Date of Completion


Embargo Period



Carol Atkinson-Palombo, Amy Burnicki

Field of Study

Civil Engineering


Master of Science

Open Access

Open Access


The past several decades have been accompanied by a growing concern regarding the viability of auto-centric planning as it relates to environmental, social, and economic sustainability. Research has shown that dense, multimodal urban development has many benefits over the sprawling land use patterns that are so common today. As there are few modern places that are free of automobile-oriented development, historic cities often act as great sources of this information. Unfortunately, it is difficult to fully explore and understand Pre-Automobile Era cities because of a lack of accessible data.

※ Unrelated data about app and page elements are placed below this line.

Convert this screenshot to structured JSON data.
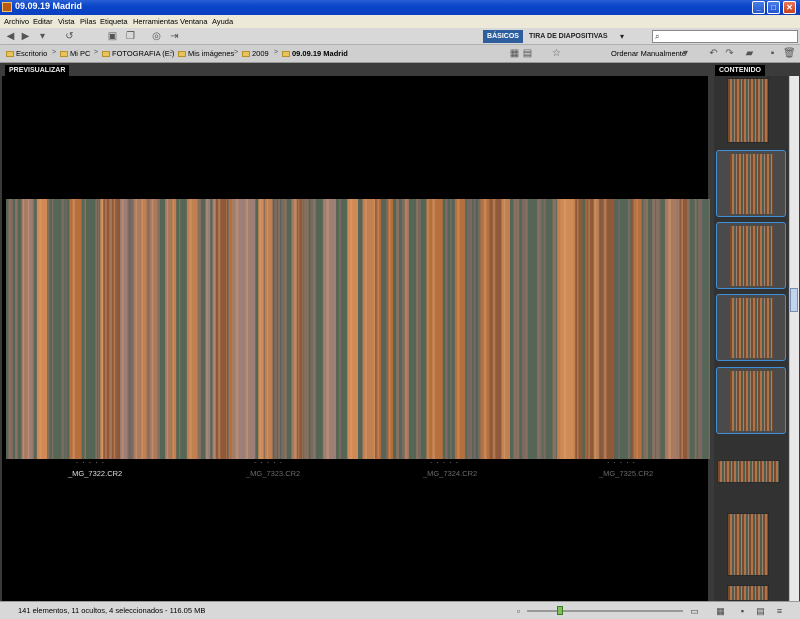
{
  "window": {
    "title": "09.09.19 Madrid"
  },
  "menu": [
    "Archivo",
    "Editar",
    "Vista",
    "Pilas",
    "Etiqueta",
    "Herramientas",
    "Ventana",
    "Ayuda"
  ],
  "toolbar": {
    "workspace_active": "BÁSICOS",
    "workspace_other": "TIRA DE DIAPOSITIVAS",
    "search_placeholder": "",
    "search_icon": "⌕"
  },
  "path": {
    "items": [
      "Escritorio",
      "Mi PC",
      "FOTOGRAFIA (E:)",
      "Mis imágenes",
      "2009",
      "09.09.19 Madrid"
    ],
    "sort_label": "Ordenar Manualmente"
  },
  "panels": {
    "preview_tab": "PREVISUALIZAR",
    "content_tab": "CONTENIDO"
  },
  "preview": {
    "stars": "· · · · ·",
    "files": [
      {
        "name": "_MG_7322.CR2",
        "color": "#e0e0e0"
      },
      {
        "name": "_MG_7323.CR2",
        "color": "#6a6a6a"
      },
      {
        "name": "_MG_7324.CR2",
        "color": "#6a6a6a"
      },
      {
        "name": "_MG_7325.CR2",
        "color": "#6a6a6a"
      }
    ]
  },
  "status": {
    "text": "141 elementos, 11 ocultos, 4 seleccionados - 116.05 MB",
    "zoom_level": 0.2
  }
}
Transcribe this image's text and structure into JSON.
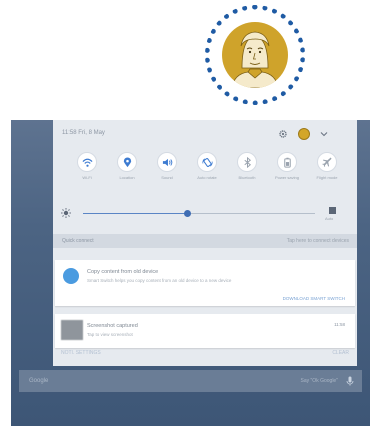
{
  "status_bar": {
    "time": "",
    "right": ""
  },
  "panel": {
    "datetime": "11:58 Fri, 8 May",
    "tiles": [
      {
        "name": "tile-wifi",
        "icon": "wifi-icon",
        "label": "Wi-Fi"
      },
      {
        "name": "tile-location",
        "icon": "location-icon",
        "label": "Location"
      },
      {
        "name": "tile-sound",
        "icon": "sound-icon",
        "label": "Sound"
      },
      {
        "name": "tile-rotate",
        "icon": "rotate-icon",
        "label": "Auto rotate"
      },
      {
        "name": "tile-bluetooth",
        "icon": "bluetooth-icon",
        "label": "Bluetooth"
      },
      {
        "name": "tile-power-saving",
        "icon": "battery-icon",
        "label": "Power saving"
      },
      {
        "name": "tile-airplane",
        "icon": "airplane-icon",
        "label": "Flight mode"
      }
    ],
    "brightness_level": 0.45,
    "auto_label": "Auto",
    "section_left": "Quick connect",
    "section_right": "Tap here to connect devices",
    "notifications": [
      {
        "title": "Copy content from old device",
        "body": "Smart Switch helps you copy content from an old device to a new device",
        "action": "DOWNLOAD SMART SWITCH"
      },
      {
        "title": "Screenshot captured",
        "body": "Tap to view screenshot",
        "time": "11:58"
      }
    ],
    "bottom_left": "NOTI. SETTINGS",
    "bottom_right": "CLEAR"
  },
  "search": {
    "placeholder": "Google",
    "right_hint": "Say \"Ok Google\""
  },
  "colors": {
    "accent": "#1f5ba4",
    "avatar": "#cfa32b",
    "panel_bg": "#e6eaef"
  }
}
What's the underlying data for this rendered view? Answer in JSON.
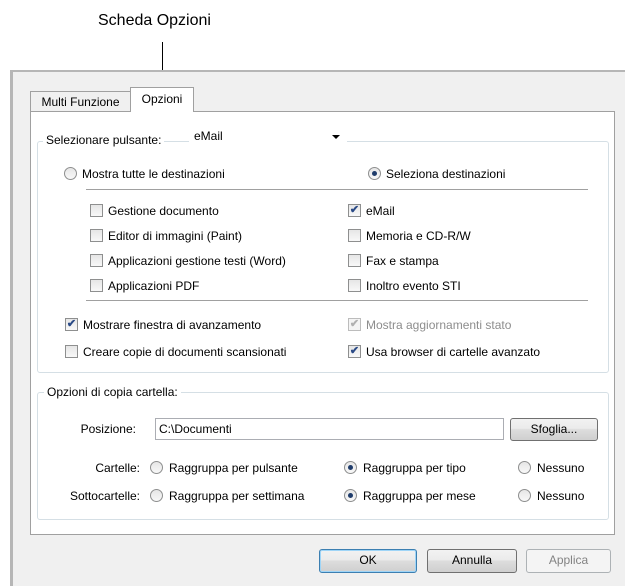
{
  "callout": {
    "label": "Scheda Opzioni"
  },
  "tabs": [
    {
      "label": "Multi Funzione",
      "selected": false
    },
    {
      "label": "Opzioni",
      "selected": true
    }
  ],
  "button_select": {
    "label": "Selezionare pulsante:",
    "value": "eMail"
  },
  "destinations": {
    "show_all": {
      "label": "Mostra tutte le destinazioni",
      "selected": false
    },
    "select": {
      "label": "Seleziona destinazioni",
      "selected": true
    },
    "items": [
      {
        "label": "Gestione documento",
        "checked": false
      },
      {
        "label": "Editor di immagini (Paint)",
        "checked": false
      },
      {
        "label": "Applicazioni gestione testi (Word)",
        "checked": false
      },
      {
        "label": "Applicazioni  PDF",
        "checked": false
      },
      {
        "label": "eMail",
        "checked": true
      },
      {
        "label": "Memoria e CD-R/W",
        "checked": false
      },
      {
        "label": "Fax e stampa",
        "checked": false
      },
      {
        "label": "Inoltro evento STI",
        "checked": false
      }
    ]
  },
  "options": {
    "progress_window": {
      "label": "Mostrare finestra di avanzamento",
      "checked": true
    },
    "status_updates": {
      "label": "Mostra aggiornamenti stato",
      "checked": true,
      "disabled": true
    },
    "create_copies": {
      "label": "Creare copie di documenti scansionati",
      "checked": false
    },
    "advanced_browser": {
      "label": "Usa browser di cartelle avanzato",
      "checked": true
    }
  },
  "folder_copy": {
    "legend": "Opzioni di copia cartella:",
    "position_label": "Posizione:",
    "position_value": "C:\\Documenti",
    "browse_label": "Sfoglia...",
    "folders_label": "Cartelle:",
    "folders_options": [
      {
        "label": "Raggruppa per pulsante",
        "selected": false
      },
      {
        "label": "Raggruppa per tipo",
        "selected": true
      },
      {
        "label": "Nessuno",
        "selected": false
      }
    ],
    "subfolders_label": "Sottocartelle:",
    "subfolders_options": [
      {
        "label": "Raggruppa per settimana",
        "selected": false
      },
      {
        "label": "Raggruppa per mese",
        "selected": true
      },
      {
        "label": "Nessuno",
        "selected": false
      }
    ]
  },
  "dialog_buttons": {
    "ok": "OK",
    "cancel": "Annulla",
    "apply": "Applica"
  },
  "colors": {
    "panel_bg": "#ffffff",
    "window_bg": "#f0f0f0",
    "check_mark": "#2a4a86",
    "default_button_border": "#3c7fb1"
  }
}
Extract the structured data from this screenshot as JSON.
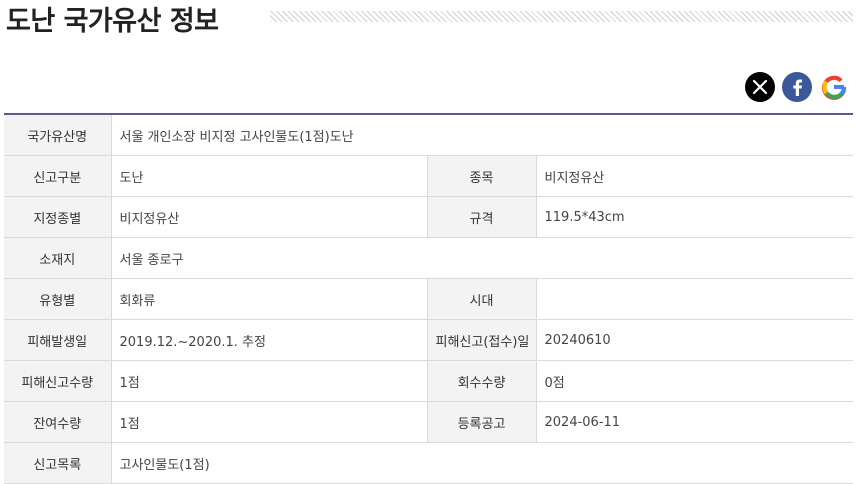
{
  "page": {
    "title": "도난 국가유산 정보"
  },
  "share": {
    "icons": [
      "x-icon",
      "facebook-icon",
      "google-icon"
    ]
  },
  "colors": {
    "accent_border": "#5b5a8e",
    "header_bg": "#f3f3f3",
    "x": "#000000",
    "facebook": "#3b5998"
  },
  "rows": [
    {
      "label": "국가유산명",
      "value": "서울 개인소장 비지정 고사인물도(1점)도난"
    },
    {
      "label": "신고구분",
      "value": "도난",
      "label2": "종목",
      "value2": "비지정유산"
    },
    {
      "label": "지정종별",
      "value": "비지정유산",
      "label2": "규격",
      "value2": "119.5*43cm"
    },
    {
      "label": "소재지",
      "value": "서울 종로구"
    },
    {
      "label": "유형별",
      "value": "회화류",
      "label2": "시대",
      "value2": ""
    },
    {
      "label": "피해발생일",
      "value": "2019.12.~2020.1. 추정",
      "label2": "피해신고(접수)일",
      "value2": "20240610"
    },
    {
      "label": "피해신고수량",
      "value": "1점",
      "label2": "회수수량",
      "value2": "0점"
    },
    {
      "label": "잔여수량",
      "value": "1점",
      "label2": "등록공고",
      "value2": "2024-06-11"
    },
    {
      "label": "신고목록",
      "value": "고사인물도(1점)"
    }
  ]
}
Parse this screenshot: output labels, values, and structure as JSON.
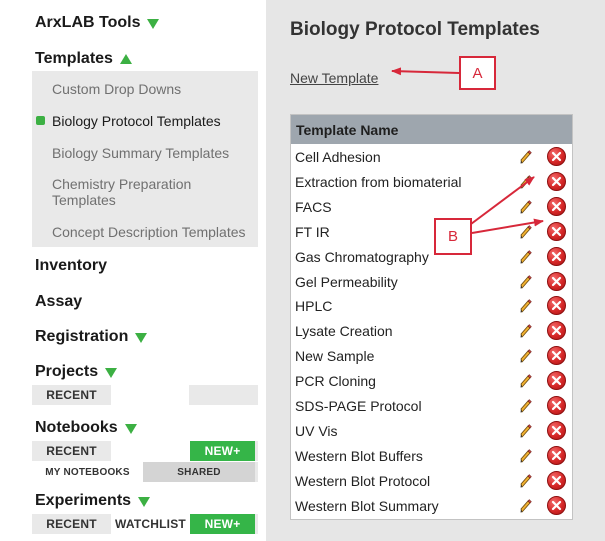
{
  "sidebar": {
    "brand": "ArxLAB Tools",
    "templates_label": "Templates",
    "template_items": [
      {
        "label": "Custom Drop Downs"
      },
      {
        "label": "Biology Protocol Templates"
      },
      {
        "label": "Biology Summary Templates"
      },
      {
        "label": "Chemistry Preparation Templates"
      },
      {
        "label": "Concept Description Templates"
      }
    ],
    "active_template_index": 1,
    "inventory": "Inventory",
    "assay": "Assay",
    "registration": "Registration",
    "projects": {
      "label": "Projects",
      "recent": "RECENT"
    },
    "notebooks": {
      "label": "Notebooks",
      "recent": "RECENT",
      "new": "NEW+",
      "my_notebooks": "MY NOTEBOOKS",
      "shared": "SHARED"
    },
    "experiments": {
      "label": "Experiments",
      "recent": "RECENT",
      "watchlist": "WATCHLIST",
      "new": "NEW+"
    }
  },
  "main": {
    "title": "Biology Protocol Templates",
    "new_template_link": "New Template",
    "table_header": "Template Name",
    "rows": [
      "Cell Adhesion",
      "Extraction from biomaterial",
      "FACS",
      "FT IR",
      "Gas Chromatography",
      "Gel Permeability",
      "HPLC",
      "Lysate Creation",
      "New Sample",
      "PCR Cloning",
      "SDS-PAGE Protocol",
      "UV Vis",
      "Western Blot Buffers",
      "Western Blot Protocol",
      "Western Blot Summary"
    ]
  },
  "annotations": {
    "a": "A",
    "b": "B"
  },
  "colors": {
    "accent_green": "#3cb043",
    "annotation_red": "#d7283a",
    "header_gray": "#9ea6ae",
    "delete_red": "#d62828"
  },
  "icons": {
    "edit": "pencil-icon",
    "delete": "delete-x-icon",
    "collapse": "triangle-down-icon",
    "expand": "triangle-up-icon"
  }
}
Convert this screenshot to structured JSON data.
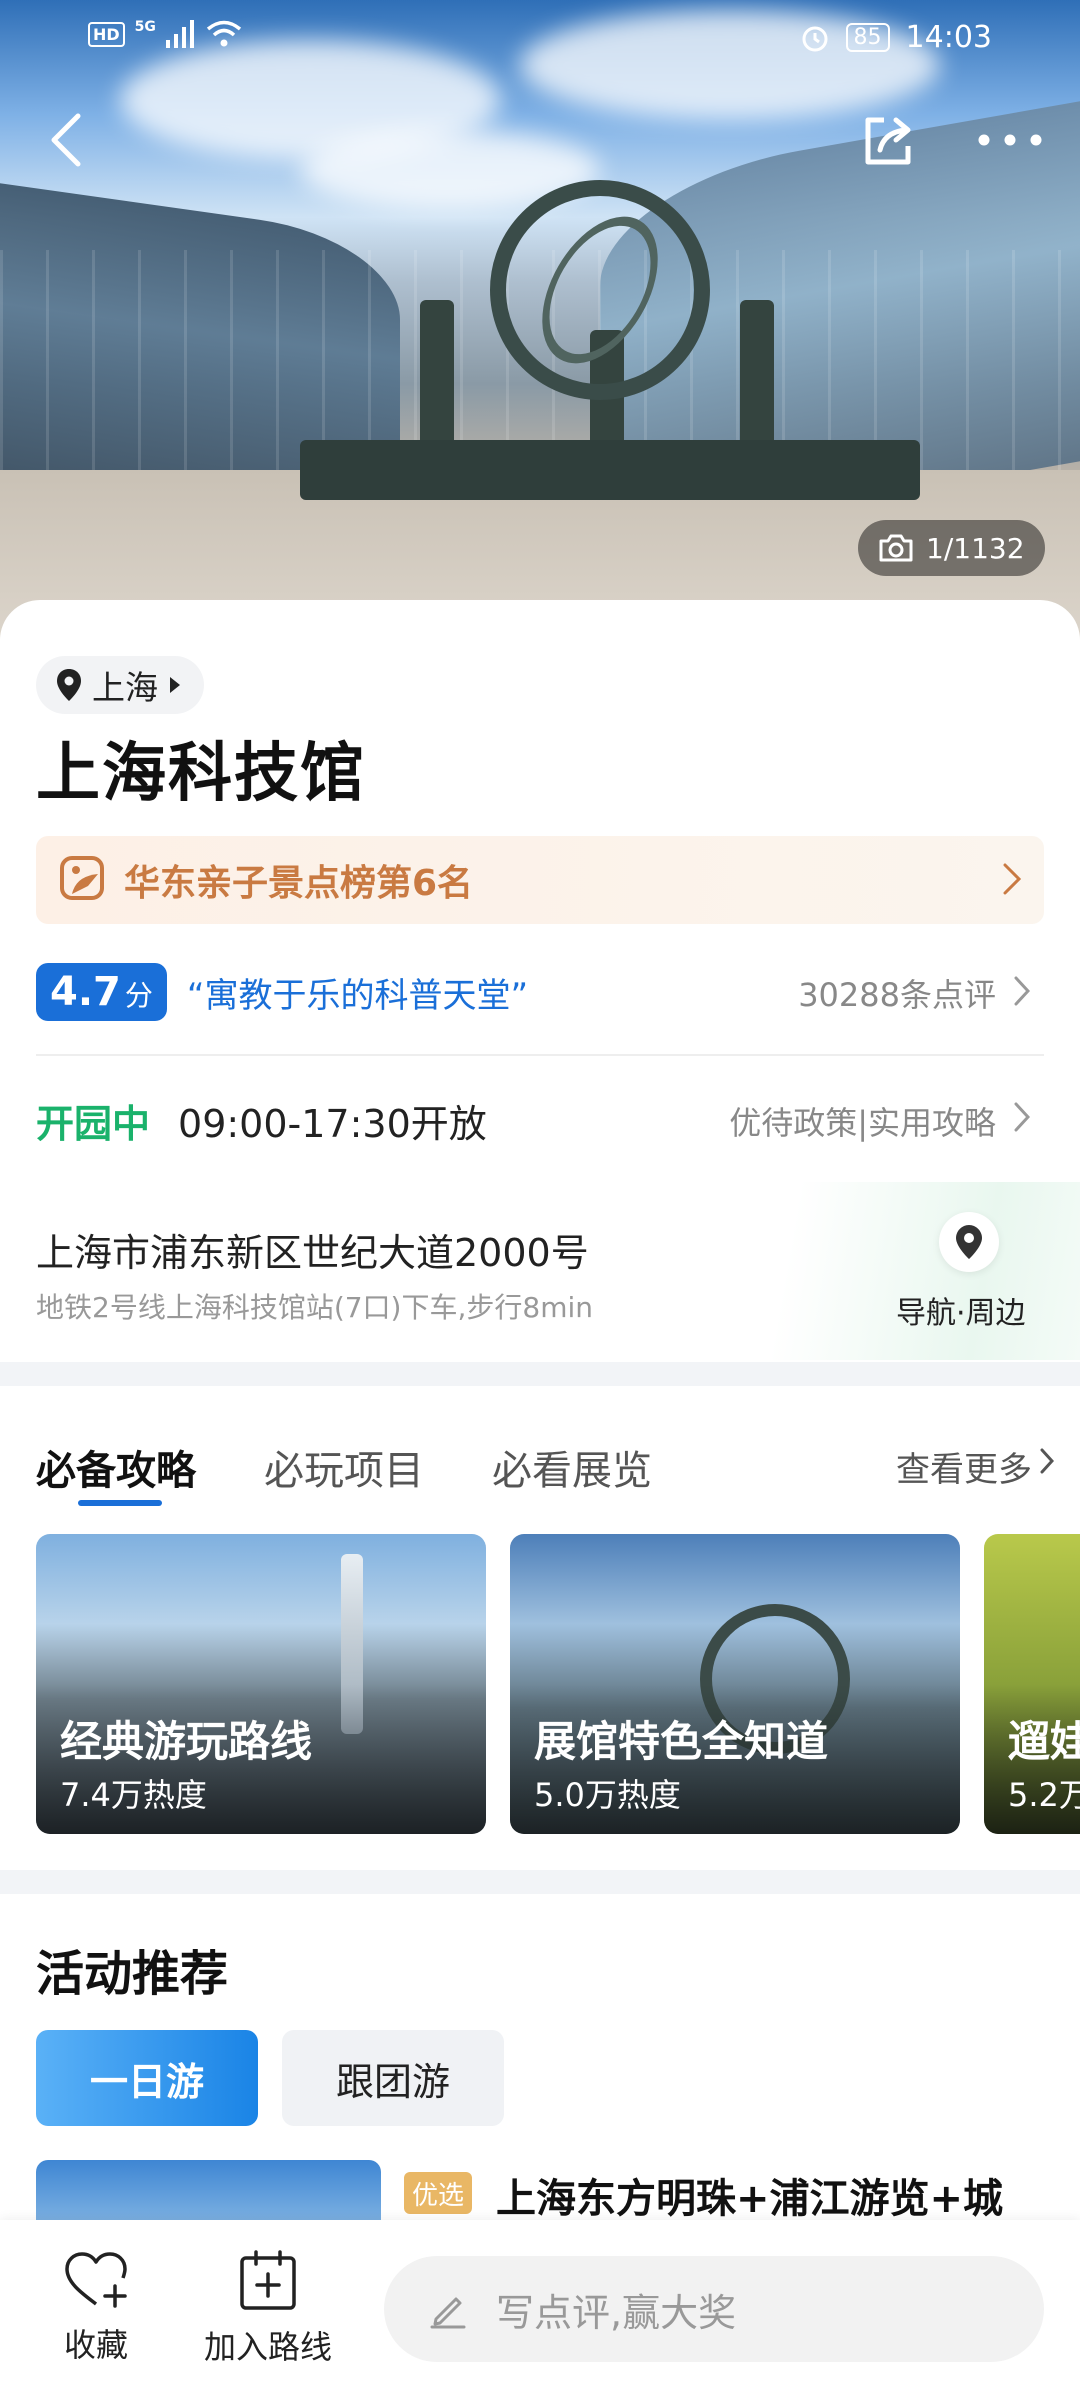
{
  "status_bar": {
    "hd": "HD",
    "network": "5G",
    "battery": "85",
    "time": "14:03"
  },
  "hero": {
    "photo_count": "1/1132"
  },
  "poi": {
    "city": "上海",
    "name": "上海科技馆",
    "rank_text": "华东亲子景点榜第6名",
    "score": "4.7",
    "score_unit": "分",
    "quote": "“寓教于乐的科普天堂”",
    "review_count": "30288条点评",
    "open_status": "开园中",
    "open_hours": "09:00-17:30开放",
    "policy_links": "优待政策|实用攻略",
    "address": "上海市浦东新区世纪大道2000号",
    "transit": "地铁2号线上海科技馆站(7口)下车,步行8min",
    "nav_label": "导航·周边"
  },
  "guide_tabs": {
    "tabs": [
      "必备攻略",
      "必玩项目",
      "必看展览"
    ],
    "see_more": "查看更多"
  },
  "guide_cards": [
    {
      "title": "经典游玩路线",
      "heat": "7.4万热度"
    },
    {
      "title": "展馆特色全知道",
      "heat": "5.0万热度"
    },
    {
      "title": "遛娃",
      "heat": "5.2万"
    }
  ],
  "activities": {
    "section_title": "活动推荐",
    "pills": [
      "一日游",
      "跟团游"
    ],
    "tag": "优选",
    "first_title": "上海东方明珠+浦江游览+城"
  },
  "bottom_bar": {
    "favorite": "收藏",
    "add_route": "加入路线",
    "review_placeholder": "写点评,赢大奖"
  },
  "colors": {
    "accent_blue": "#1a6fd8",
    "open_green": "#1ab26b",
    "rank_orange": "#c97a42"
  }
}
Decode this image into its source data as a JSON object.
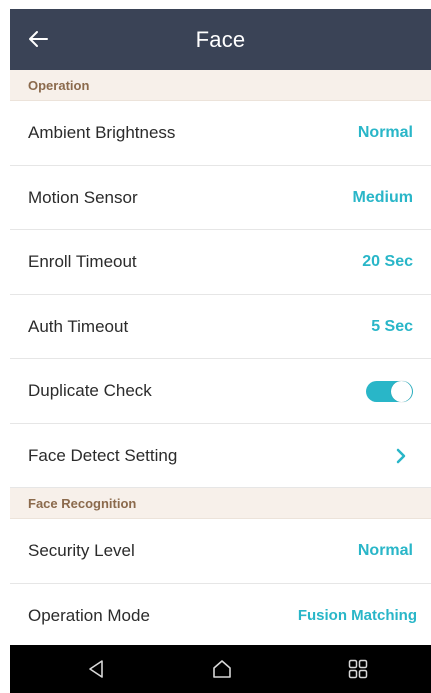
{
  "header": {
    "title": "Face",
    "back_icon": "arrow-left-icon"
  },
  "sections": {
    "operation": {
      "label": "Operation",
      "ambient_brightness": {
        "label": "Ambient Brightness",
        "value": "Normal"
      },
      "motion_sensor": {
        "label": "Motion Sensor",
        "value": "Medium"
      },
      "enroll_timeout": {
        "label": "Enroll Timeout",
        "value": "20 Sec"
      },
      "auth_timeout": {
        "label": "Auth Timeout",
        "value": "5 Sec"
      },
      "duplicate_check": {
        "label": "Duplicate Check",
        "enabled": true
      },
      "face_detect_setting": {
        "label": "Face Detect Setting",
        "icon": "chevron-right-icon"
      }
    },
    "face_recognition": {
      "label": "Face Recognition",
      "security_level": {
        "label": "Security Level",
        "value": "Normal"
      },
      "operation_mode": {
        "label": "Operation Mode",
        "value": "Fusion Matching"
      }
    }
  },
  "nav_bar": {
    "back_icon": "triangle-back-icon",
    "home_icon": "home-icon",
    "recents_icon": "recents-grid-icon"
  },
  "colors": {
    "header_bg": "#3a4356",
    "accent": "#29b6c8",
    "section_bg": "#f7f0ea",
    "section_text": "#8b6a4c",
    "nav_bg": "#000000"
  }
}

Through GIS digitization of maps of Hartford, Connecticut around 1920, it was possible to quantify characteristics of an historic American city built for pedestrians and compare it to modern-day development patterns. Initial results show that the trolley system of 1920, while not significantly superior to the modern bus system, was effective in moving residents from their homes to the downtown commercial center and moving people throughout the Greater Hartford region. The 1920 system was also accompanied by more multimodal streets and residential land use development that employed a small-scale, uniform building pattern.

This research is a starting point for developing a more advanced analysis of the significant changes to Hartford’s urban fabric as it has gone from transit-oriented to auto-oriented. It is believed that by using tangible data to describe the urban form of the American city before it was dominated by the automobile, important insights can be gained in the push for safer, more sustainable, and more vibrant places.

Major Advisor

Norman Garrick